As I observe the nuances of a child’s ability to recruit anti-gravity extension and flexion in the traditional test positions, I also like to begin to put them together in a modified boat pose to see how these combine as we begin to move further up against gravity. The young girl in picture 1 below has collapsed into flexion as she weight shifts backwards and prepares to unweight the legs.
In picture 2 she is now able to maintain better spinal extension and use only slight lumbar flexion to control the backward weight shift. She is able to change the pattern because we have worked improved alignment, recruitment, central stability and strength. With this strategy, she easily completes the task.

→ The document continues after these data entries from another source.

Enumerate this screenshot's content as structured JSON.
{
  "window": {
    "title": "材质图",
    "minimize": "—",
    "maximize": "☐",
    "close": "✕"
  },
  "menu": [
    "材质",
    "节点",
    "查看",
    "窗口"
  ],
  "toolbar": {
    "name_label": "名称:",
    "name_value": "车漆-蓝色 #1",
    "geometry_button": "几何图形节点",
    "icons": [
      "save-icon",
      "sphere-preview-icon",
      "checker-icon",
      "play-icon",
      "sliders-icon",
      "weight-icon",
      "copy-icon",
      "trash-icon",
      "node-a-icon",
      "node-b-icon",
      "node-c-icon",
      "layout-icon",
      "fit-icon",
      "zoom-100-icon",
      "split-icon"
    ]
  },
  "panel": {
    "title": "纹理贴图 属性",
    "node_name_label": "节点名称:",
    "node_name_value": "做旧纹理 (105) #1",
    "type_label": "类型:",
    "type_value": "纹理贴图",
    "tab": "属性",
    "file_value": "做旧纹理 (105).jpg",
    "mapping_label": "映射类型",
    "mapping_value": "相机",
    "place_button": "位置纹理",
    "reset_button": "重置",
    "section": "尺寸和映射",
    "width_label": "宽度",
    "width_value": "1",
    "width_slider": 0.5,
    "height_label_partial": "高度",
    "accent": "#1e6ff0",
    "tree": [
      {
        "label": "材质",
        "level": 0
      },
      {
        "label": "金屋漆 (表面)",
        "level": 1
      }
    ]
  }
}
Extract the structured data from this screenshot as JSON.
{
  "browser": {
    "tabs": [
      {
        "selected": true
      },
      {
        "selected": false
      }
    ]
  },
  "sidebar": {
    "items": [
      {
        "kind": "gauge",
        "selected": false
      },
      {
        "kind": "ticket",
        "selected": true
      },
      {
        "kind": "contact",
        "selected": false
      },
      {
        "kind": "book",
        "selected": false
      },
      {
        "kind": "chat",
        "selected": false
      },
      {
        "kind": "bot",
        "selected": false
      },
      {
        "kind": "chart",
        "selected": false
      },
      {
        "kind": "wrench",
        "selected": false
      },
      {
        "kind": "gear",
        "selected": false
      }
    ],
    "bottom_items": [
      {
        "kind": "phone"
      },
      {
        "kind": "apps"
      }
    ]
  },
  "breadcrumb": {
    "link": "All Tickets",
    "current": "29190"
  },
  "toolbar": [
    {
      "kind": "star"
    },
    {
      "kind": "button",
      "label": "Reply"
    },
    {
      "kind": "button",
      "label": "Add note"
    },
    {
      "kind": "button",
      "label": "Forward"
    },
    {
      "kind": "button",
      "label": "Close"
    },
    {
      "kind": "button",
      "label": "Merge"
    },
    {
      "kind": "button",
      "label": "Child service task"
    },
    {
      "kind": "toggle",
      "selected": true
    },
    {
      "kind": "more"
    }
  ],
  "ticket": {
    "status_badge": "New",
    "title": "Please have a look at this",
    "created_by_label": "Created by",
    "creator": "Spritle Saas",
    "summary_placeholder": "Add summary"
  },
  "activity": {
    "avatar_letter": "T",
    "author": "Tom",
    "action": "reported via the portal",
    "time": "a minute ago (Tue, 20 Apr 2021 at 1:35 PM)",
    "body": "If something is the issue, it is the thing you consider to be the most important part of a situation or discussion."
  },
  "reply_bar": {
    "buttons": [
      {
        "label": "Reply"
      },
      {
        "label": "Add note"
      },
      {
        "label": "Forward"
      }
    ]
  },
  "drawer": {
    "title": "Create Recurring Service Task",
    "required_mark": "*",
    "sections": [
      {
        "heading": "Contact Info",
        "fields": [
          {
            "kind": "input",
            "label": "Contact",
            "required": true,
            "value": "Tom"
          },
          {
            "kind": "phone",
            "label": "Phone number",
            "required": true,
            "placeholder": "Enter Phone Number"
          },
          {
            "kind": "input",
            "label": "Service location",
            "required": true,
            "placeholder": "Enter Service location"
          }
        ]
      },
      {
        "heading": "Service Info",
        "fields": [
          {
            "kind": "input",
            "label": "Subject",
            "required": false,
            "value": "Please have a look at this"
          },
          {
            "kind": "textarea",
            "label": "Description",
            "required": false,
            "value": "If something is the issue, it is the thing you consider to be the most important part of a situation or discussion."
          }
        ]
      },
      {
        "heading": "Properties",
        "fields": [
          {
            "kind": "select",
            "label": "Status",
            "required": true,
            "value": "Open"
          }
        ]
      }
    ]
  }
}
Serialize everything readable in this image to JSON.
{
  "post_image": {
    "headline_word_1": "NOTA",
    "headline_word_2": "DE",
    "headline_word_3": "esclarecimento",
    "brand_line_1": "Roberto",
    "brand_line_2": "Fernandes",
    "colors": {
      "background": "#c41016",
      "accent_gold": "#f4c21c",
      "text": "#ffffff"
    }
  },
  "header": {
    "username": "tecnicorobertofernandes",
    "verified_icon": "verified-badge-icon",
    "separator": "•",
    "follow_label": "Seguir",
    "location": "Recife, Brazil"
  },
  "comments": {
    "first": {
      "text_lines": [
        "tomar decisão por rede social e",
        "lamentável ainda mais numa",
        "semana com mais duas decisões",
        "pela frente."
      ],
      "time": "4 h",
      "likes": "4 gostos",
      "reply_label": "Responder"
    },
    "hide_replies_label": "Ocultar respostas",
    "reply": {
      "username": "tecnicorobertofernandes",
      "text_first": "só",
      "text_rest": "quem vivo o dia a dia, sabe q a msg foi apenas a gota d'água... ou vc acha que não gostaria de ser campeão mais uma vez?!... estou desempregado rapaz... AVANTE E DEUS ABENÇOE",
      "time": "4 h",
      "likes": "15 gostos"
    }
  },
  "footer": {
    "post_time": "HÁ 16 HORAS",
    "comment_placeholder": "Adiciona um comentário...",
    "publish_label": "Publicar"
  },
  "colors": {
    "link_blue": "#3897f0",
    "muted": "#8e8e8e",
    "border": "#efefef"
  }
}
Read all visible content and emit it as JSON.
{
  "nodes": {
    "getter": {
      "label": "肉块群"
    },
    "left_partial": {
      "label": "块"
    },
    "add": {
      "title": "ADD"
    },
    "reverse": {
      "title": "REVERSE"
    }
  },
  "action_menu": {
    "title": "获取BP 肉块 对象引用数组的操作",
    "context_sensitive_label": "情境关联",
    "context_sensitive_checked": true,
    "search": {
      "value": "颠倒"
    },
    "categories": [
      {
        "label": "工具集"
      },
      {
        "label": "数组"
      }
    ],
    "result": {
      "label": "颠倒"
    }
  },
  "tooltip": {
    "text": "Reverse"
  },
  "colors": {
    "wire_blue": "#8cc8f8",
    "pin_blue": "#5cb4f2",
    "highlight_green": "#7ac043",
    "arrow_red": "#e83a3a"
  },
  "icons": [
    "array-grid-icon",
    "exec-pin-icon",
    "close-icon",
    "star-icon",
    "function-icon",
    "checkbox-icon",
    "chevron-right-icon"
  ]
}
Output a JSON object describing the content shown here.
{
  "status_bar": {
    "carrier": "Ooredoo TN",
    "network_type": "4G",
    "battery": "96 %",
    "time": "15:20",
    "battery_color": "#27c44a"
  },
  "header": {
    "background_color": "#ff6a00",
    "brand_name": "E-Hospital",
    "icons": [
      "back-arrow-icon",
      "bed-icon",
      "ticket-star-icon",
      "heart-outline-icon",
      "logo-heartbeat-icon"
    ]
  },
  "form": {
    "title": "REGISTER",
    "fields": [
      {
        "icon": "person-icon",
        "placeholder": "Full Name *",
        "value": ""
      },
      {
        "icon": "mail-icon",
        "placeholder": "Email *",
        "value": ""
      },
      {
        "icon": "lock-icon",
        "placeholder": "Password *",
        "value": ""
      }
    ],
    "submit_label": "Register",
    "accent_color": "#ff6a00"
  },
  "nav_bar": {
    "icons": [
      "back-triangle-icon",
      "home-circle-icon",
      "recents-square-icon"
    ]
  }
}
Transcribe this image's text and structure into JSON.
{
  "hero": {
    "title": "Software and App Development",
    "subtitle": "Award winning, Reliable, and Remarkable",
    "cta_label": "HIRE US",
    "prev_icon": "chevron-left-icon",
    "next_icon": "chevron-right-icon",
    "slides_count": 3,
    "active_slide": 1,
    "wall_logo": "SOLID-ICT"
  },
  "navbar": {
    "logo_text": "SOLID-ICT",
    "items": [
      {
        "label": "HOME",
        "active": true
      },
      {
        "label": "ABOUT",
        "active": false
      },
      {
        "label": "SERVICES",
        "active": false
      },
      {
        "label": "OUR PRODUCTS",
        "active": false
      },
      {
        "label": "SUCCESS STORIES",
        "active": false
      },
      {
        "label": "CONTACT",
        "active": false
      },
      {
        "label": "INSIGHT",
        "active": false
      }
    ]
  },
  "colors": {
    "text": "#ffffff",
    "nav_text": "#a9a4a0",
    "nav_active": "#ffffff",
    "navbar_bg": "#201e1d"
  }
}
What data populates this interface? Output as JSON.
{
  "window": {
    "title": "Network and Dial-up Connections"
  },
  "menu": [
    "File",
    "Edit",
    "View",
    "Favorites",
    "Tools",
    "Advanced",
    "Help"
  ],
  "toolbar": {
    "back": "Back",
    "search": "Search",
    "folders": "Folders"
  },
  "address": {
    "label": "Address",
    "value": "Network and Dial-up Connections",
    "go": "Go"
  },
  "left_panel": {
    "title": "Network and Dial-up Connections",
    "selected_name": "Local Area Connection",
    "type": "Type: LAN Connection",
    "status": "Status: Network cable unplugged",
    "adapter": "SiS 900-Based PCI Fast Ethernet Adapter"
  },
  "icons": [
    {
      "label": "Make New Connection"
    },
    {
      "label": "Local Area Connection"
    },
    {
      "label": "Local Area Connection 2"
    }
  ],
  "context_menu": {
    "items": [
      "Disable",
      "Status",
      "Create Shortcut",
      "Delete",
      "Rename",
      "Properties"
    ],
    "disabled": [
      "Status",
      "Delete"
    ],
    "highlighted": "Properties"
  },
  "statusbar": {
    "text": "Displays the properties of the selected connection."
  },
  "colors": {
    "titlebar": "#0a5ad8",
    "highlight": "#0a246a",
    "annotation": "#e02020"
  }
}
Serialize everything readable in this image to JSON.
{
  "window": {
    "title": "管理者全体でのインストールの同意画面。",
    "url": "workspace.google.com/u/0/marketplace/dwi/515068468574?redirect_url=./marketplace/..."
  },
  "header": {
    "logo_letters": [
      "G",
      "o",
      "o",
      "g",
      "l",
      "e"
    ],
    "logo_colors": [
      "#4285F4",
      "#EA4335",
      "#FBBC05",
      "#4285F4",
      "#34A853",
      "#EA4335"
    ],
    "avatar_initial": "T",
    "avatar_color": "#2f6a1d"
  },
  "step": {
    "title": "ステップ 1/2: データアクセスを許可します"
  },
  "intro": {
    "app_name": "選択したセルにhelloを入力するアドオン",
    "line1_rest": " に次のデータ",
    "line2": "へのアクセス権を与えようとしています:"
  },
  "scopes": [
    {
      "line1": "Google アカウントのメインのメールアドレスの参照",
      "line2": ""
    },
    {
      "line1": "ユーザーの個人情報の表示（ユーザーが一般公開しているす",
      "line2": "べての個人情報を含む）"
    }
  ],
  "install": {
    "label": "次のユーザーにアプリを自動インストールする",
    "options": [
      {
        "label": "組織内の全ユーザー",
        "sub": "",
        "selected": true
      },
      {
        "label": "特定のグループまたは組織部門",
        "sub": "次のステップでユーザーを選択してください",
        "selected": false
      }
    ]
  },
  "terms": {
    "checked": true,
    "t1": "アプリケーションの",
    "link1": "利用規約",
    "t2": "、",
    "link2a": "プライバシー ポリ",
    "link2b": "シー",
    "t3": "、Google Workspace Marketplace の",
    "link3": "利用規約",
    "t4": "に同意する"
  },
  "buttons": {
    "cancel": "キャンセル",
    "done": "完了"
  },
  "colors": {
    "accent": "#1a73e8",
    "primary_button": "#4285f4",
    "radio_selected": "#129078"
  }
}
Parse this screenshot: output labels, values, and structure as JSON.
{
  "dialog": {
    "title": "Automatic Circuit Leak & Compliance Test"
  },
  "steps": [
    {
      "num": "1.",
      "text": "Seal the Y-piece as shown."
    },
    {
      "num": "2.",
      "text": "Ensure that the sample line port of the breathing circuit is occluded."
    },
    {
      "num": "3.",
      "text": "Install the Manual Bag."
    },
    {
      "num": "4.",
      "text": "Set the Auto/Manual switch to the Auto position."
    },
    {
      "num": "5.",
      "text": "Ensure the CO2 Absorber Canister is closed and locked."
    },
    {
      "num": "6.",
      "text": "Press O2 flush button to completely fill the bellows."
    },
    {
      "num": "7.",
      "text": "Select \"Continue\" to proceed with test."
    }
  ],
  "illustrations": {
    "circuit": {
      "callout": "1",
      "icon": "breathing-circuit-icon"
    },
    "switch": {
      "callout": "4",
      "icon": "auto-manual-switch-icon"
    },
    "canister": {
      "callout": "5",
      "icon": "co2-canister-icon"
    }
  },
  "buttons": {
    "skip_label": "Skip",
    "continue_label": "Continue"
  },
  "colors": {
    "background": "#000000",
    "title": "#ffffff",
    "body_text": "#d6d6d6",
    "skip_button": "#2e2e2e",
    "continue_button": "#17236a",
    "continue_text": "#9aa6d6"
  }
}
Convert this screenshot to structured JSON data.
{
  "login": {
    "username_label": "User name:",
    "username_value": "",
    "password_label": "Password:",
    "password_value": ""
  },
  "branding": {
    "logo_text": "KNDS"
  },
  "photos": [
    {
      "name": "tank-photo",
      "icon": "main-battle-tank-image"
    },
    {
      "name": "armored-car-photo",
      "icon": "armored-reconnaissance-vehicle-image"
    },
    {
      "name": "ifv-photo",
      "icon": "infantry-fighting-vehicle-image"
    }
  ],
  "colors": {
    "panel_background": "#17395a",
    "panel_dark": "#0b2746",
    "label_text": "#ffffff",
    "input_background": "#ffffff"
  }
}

Finally I like to analyze how a client completes a movement sequence that requires coordination of flexors and extensors. In the video below I’ve used the transition from side sitting to side sitting through flexion.
You can see as this girl begins the movement there is a very slight weight shift backwards to unweight the legs. Spinal anti-gravity extension is maintained with just an ever so slight increase in flexion in the lumbar spine in response to the backwards weight shift. Anti-gravity flexion maintains the upright posture while psoas and the hip adductors maintain the legs nicely flexed to the chest throughout a smooth and efficient movement. There is no collapse of the trunk which shifts the centre of mass further backwards with consequential extension of the legs to counterbalance, no struggle to stay upright, no challenge to movement.
So going forward, I suggest we begin to expand how we think of anti-gravity extension and flexion and how we look at these in balance and in movement. Because as it turns out, anti-gravity function is more complicated than it may first appear.
Blanche EI, Reinoso G, Kiefer DB. Structured observations of sensory integration – motor. Academic Therapy Publications, 2021.
Blanche EI. Observations based on sensory integration theory. Pediatric Therapy Network, 2010.
Sellers JS. Relationship between antigravity control and postural control in young children. Phys Ther. 1988; 68(4): 486-90.
Basaldella E, Takeoka A, Sigrist M et al. Multisensory signalling shapes vestibulo-motor circuit specificity. Cell. 2015; 163: 301-12.